Solaris Resource Manager can provide effective resource control in a variety of situations including server consolidation, Internet Service Provider (ISP) web hosting, batch processing, administering sites with large or varied user populations, and establishing policies to ensure that critical applications get the response time they require.
Solaris Resource Manager is ideal for environments that are consolidating multiple applications on a single server. The cost and complexity of managing numerous machines encourages system managers to consolidate applications on larger, more scalable systems. With Solaris Resource Manager, it's easy to achieve these economies of scale.
As an example, a single Sun server could provide application, file, and print services for heterogeneous clients, messaging/mail service, web service, and mission-critical database applications. Since Sun EnterpriseTM servers scale from 1 to 64 processors, one server could be configured for several departments to share or for an entire enterprise to use. In other server consolidation efforts, the development, prototype, and production environments are combined on a single large machine such as the Sun Enterprise 10000 or Sun Enterprise 6500, rather than being hosted on three separate servers. Still other consolidation projects combine database and application servers within a single machine, or multiple data marts. Regardless of the application type or configuration, Solaris Resource Manager helps ensure that the system's resources are allocated among all users, applications, and groups according to the defined policy. Critical applications are protected because they are guaranteed the share of the available system resources they need.

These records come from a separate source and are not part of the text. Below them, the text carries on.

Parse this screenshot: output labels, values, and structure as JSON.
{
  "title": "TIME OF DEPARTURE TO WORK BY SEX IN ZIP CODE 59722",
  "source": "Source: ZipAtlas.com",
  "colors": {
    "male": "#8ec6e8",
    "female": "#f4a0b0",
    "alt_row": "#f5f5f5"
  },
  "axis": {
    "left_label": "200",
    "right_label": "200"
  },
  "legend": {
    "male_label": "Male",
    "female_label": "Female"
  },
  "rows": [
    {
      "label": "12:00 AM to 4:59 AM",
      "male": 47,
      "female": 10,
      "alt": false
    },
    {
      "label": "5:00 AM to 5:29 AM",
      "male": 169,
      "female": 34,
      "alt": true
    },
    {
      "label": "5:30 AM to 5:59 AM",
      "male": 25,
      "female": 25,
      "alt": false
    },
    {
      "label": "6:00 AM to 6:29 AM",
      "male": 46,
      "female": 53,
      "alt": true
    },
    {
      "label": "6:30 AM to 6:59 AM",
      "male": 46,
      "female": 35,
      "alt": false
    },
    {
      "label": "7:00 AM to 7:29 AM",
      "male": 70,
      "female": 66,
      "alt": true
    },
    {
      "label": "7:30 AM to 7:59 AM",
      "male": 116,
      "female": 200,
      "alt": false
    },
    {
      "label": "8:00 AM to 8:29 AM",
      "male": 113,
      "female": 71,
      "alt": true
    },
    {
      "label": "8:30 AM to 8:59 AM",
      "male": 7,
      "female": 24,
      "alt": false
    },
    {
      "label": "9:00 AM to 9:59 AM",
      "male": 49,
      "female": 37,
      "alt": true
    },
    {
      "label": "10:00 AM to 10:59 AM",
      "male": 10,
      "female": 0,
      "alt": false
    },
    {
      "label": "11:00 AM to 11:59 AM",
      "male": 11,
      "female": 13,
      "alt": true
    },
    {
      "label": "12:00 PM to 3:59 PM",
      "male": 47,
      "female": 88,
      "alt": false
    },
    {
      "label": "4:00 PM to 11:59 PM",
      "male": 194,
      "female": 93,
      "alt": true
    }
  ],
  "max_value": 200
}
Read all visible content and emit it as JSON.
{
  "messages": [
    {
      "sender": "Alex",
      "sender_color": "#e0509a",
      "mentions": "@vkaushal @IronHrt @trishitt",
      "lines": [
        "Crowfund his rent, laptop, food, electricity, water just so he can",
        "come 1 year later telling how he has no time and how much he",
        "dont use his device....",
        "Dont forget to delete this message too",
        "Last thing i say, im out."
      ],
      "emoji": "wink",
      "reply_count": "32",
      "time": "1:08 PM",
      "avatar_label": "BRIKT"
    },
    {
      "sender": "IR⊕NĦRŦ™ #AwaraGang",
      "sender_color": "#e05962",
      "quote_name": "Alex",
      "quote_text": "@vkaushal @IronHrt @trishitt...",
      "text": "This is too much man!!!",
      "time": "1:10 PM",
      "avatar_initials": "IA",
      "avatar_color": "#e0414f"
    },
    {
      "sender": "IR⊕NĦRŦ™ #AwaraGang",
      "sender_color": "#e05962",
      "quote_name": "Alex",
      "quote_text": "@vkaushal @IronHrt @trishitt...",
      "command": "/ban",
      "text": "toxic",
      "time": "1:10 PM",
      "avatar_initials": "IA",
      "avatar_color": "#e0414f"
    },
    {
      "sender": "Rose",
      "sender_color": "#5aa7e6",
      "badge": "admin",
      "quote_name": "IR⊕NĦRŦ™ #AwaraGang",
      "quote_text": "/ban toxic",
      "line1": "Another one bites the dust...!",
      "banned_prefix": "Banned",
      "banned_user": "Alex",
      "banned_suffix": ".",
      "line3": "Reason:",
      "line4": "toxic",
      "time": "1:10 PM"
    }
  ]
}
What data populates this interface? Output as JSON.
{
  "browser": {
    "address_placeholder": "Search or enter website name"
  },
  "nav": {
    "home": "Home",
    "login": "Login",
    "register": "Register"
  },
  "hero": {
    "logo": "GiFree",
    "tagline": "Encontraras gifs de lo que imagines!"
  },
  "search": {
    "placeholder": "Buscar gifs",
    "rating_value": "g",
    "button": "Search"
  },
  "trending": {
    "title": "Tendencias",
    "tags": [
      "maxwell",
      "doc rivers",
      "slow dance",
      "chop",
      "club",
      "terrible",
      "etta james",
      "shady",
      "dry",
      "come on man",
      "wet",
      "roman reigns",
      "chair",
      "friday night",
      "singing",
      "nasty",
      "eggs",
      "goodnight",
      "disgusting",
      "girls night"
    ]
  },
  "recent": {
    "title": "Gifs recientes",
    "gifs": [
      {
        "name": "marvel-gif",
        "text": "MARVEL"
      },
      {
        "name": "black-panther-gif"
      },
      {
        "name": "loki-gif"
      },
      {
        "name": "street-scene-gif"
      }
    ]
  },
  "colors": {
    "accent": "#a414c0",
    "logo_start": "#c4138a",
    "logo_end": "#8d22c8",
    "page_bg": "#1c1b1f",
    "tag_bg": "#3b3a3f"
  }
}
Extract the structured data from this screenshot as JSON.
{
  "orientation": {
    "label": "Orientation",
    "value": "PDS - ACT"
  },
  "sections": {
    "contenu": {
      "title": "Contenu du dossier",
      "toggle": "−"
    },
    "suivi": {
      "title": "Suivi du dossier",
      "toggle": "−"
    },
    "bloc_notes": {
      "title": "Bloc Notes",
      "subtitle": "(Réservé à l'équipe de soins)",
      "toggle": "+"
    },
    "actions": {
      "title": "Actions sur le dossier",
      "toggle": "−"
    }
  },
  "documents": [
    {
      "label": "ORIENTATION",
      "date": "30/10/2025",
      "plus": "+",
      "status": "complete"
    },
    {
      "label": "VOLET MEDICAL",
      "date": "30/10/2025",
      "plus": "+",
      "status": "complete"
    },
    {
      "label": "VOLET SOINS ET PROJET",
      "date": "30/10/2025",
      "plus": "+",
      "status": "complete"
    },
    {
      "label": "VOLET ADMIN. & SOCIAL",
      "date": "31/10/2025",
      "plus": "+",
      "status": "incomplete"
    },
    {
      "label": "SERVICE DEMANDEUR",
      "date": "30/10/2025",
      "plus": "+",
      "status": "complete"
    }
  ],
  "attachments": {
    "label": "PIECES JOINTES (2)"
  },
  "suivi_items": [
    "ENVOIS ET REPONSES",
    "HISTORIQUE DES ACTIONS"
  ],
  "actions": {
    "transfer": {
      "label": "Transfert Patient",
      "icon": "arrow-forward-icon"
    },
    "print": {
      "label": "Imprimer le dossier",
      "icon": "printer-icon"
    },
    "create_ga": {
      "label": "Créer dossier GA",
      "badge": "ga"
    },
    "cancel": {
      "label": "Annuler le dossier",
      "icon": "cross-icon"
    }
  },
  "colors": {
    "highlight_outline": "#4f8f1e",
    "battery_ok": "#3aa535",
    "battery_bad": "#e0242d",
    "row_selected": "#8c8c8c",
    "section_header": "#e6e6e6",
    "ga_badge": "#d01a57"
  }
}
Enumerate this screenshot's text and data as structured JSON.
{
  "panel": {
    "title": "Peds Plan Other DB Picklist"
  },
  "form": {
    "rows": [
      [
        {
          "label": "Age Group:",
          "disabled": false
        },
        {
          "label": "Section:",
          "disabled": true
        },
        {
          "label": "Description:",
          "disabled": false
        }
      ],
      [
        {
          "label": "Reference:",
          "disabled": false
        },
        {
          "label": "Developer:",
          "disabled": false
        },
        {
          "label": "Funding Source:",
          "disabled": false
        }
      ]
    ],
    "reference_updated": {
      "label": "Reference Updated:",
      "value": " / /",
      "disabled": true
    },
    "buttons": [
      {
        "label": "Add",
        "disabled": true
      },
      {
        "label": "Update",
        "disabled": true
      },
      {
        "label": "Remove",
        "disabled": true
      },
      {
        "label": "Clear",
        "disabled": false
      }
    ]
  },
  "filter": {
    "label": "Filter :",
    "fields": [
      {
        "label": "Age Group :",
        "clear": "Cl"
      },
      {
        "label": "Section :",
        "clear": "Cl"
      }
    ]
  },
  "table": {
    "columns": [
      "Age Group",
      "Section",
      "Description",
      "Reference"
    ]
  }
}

In the past, ISPs have had to assign dedicated machines to each client, at significant cost and complexity. With Solaris Resource Manager, an ISP can confidently host many (perhaps thousands) of web servers on a single machine. Solaris Resource Manager allows administrators to control the resource consumption associated with each web site, protecting each from the potential excesses of the others. It also prevents a faulty common gateway interface (CGI) script from exhausting CPU resources, or a user application from leaking all available virtual memory.
Solaris Resource Manager can be used to prevent batch workloads from impacting ongoing business activities as well as other batch jobs running concurrently.
Solaris Resource Manager can help manage resources in any system that has a large and diverse user base, such as an educational institution. (In fact, Solaris Resource Manager has its roots in an early CPU resource scheduler developed at the Universities of Sydney and New South Wales.) Where there is a mix of workloads, the Solaris Resource Manager software can be configured to favor certain users. For example, in large brokerage firms, traders intermittently require fast access to execute a query or perform a calculation. Other system users, however, have more consistent workloads. If the traders are granted a proportionately larger amount of processing power, Solaris Resource Manager ensures that they will have the responsiveness they need.